▶ [About this task] The reply should be the records repeated exactly, without any images.

--- START ---

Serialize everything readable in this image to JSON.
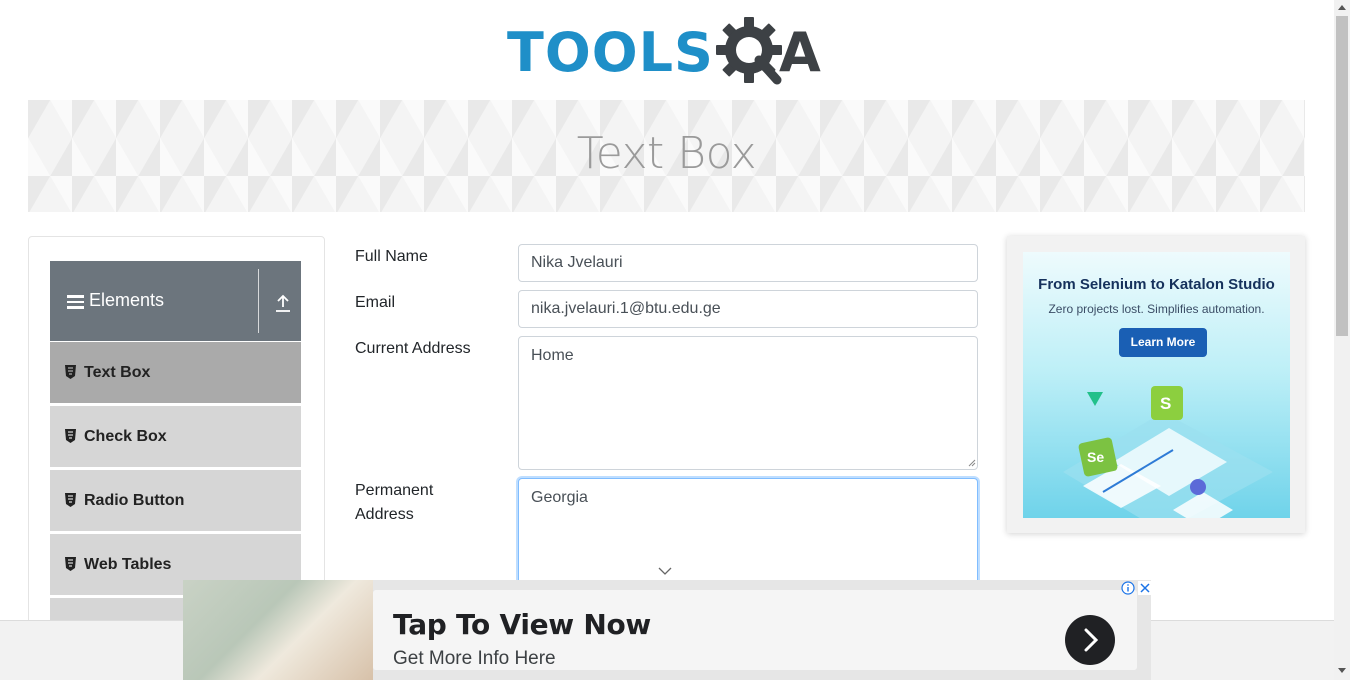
{
  "logo": {
    "text": "TOOLS",
    "trailing_letter": "A",
    "brand_color": "#1f8fc8",
    "dark_color": "#3d4145"
  },
  "banner": {
    "title": "Text Box"
  },
  "sidebar": {
    "header": {
      "label": "Elements",
      "icon": "hamburger-icon",
      "collapse_icon": "upload-icon"
    },
    "items": [
      {
        "label": "Text Box",
        "icon": "html5-icon",
        "active": true
      },
      {
        "label": "Check Box",
        "icon": "html5-icon",
        "active": false
      },
      {
        "label": "Radio Button",
        "icon": "html5-icon",
        "active": false
      },
      {
        "label": "Web Tables",
        "icon": "html5-icon",
        "active": false
      }
    ]
  },
  "form": {
    "full_name": {
      "label": "Full Name",
      "value": "Nika Jvelauri"
    },
    "email": {
      "label": "Email",
      "value": "nika.jvelauri.1@btu.edu.ge"
    },
    "current_address": {
      "label": "Current Address",
      "value": "Home"
    },
    "permanent_address": {
      "label_line1": "Permanent",
      "label_line2": "Address",
      "value": "Georgia"
    }
  },
  "right_ad": {
    "headline": "From Selenium to Katalon Studio",
    "subline": "Zero projects lost. Simplifies automation.",
    "button_label": "Learn More"
  },
  "bottom_ad": {
    "title": "Tap To View Now",
    "subtitle": "Get More Info Here",
    "arrow_icon": "chevron-right-icon",
    "info_icon": "ad-info-icon",
    "close_icon": "close-icon"
  }
}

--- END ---

▶ [Your solution]
Serialize everything readable in this image to JSON.
{
  "logo": {
    "text": "TOOLS",
    "trailing_letter": "A",
    "brand_color": "#1f8fc8",
    "dark_color": "#3d4145"
  },
  "banner": {
    "title": "Text Box"
  },
  "sidebar": {
    "header": {
      "label": "Elements",
      "icon": "hamburger-icon",
      "collapse_icon": "upload-icon"
    },
    "items": [
      {
        "label": "Text Box",
        "icon": "html5-icon",
        "active": true
      },
      {
        "label": "Check Box",
        "icon": "html5-icon",
        "active": false
      },
      {
        "label": "Radio Button",
        "icon": "html5-icon",
        "active": false
      },
      {
        "label": "Web Tables",
        "icon": "html5-icon",
        "active": false
      }
    ]
  },
  "form": {
    "full_name": {
      "label": "Full Name",
      "value": "Nika Jvelauri"
    },
    "email": {
      "label": "Email",
      "value": "nika.jvelauri.1@btu.edu.ge"
    },
    "current_address": {
      "label": "Current Address",
      "value": "Home"
    },
    "permanent_address": {
      "label_line1": "Permanent",
      "label_line2": "Address",
      "value": "Georgia"
    }
  },
  "right_ad": {
    "headline": "From Selenium to Katalon Studio",
    "subline": "Zero projects lost. Simplifies automation.",
    "button_label": "Learn More"
  },
  "bottom_ad": {
    "title": "Tap To View Now",
    "subtitle": "Get More Info Here",
    "arrow_icon": "chevron-right-icon",
    "info_icon": "ad-info-icon",
    "close_icon": "close-icon"
  }
}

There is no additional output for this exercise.